Determination of Value or Price under Monopoly (With Diagram)
Further, in monopoly, since average revenue falls as more units of output are sold, the marginal revenue is less than the average revenue. Therefore, the fall in average revenue has relatively less slope. His aim is maximization of profits and if there are losses, then minimization of losses. In the long run, the monopolist can change the size of plant in response to a change in demand. This is because there is not so much difference under short run and long run analysis in monopoly. The distinction between firm and industry disappears under conditions of monopoly. A good may be sold in one town for Re.
The only difference is that in perfect competition the average revenue curve and marginal revenue curve are same and parallel to X-axis where as in Monopoly these curves are downwards sloping curves. The profits are maximised when marginal cost is equal to marginal revenue. Monopolies typically have an unfair advantage over their competition since they are either the only provider of a product or control most of the market share or customers for their product. . The Equilibrium level in monopoly is that level of output in which marginal revenue equals marginal cost. The producer will continue producer as long as marginal revenue exceeds the marginal cost.
Their curves are parallel to X-axis. However, both of them slope downward. The profits are maximized when marginal cost is equal to marginal revenue. P is the point of closure for this company. The demand curve for the company is identical to the demand curve for market services under the monopoly. If, in a short period, the cost of production of a commodity is zero, he will go on producing it to the extent or so long the marginal revenue from the sale of that commodity does not fall to zero.
In the following diagrams, the monopolist has divided his total market into two submarkets, i. In the long period, this loss will disappear, under that condition and situation, only profit will be earned. A firm under monopoly faces a downward sloping demand curve or average revenue curve. Thus, if additional units are produced, the organization will incur loss. Monopolies can buy huge quantities of inventory, for example, usually a volume discount. Therefore, in monopoly, there is no distinction between an one organization constitutes the whole industry.
Therefore, the cross elasticity of demand between the product of the monopolist and the product of any other producer must be very low.
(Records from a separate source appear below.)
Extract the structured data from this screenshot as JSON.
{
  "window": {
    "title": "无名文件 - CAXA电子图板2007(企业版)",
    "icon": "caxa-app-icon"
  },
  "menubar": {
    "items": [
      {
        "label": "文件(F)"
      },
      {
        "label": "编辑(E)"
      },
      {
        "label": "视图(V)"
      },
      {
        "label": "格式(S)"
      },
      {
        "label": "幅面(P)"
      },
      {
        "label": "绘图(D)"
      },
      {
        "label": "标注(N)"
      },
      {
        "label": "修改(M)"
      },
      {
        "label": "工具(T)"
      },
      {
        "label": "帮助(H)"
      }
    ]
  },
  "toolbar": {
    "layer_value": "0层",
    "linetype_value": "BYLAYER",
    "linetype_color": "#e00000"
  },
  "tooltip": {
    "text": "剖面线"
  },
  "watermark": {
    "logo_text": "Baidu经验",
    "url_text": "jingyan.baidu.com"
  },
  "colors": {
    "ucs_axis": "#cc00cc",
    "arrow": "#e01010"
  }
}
There are numerous consumers on the demand side. This happens particularly when the good in question is a direct service. Thus single firm constitutes the industry. To maximize profits, firms must operate at a maximum output level at which margin revenue and marginal cost are equal.
A monopoly refers to when a company and its product offerings dominate one sector or industry. Therefore, the cross elasticity of demand between the product of the monopolist and the product of any other producer must be very low. A good may be sold in one town for Re. Their curves are parallel to X-axis. See figure 1 vi In the long run, the firm is earning normal profit. Under this condition, there will be only normal profit.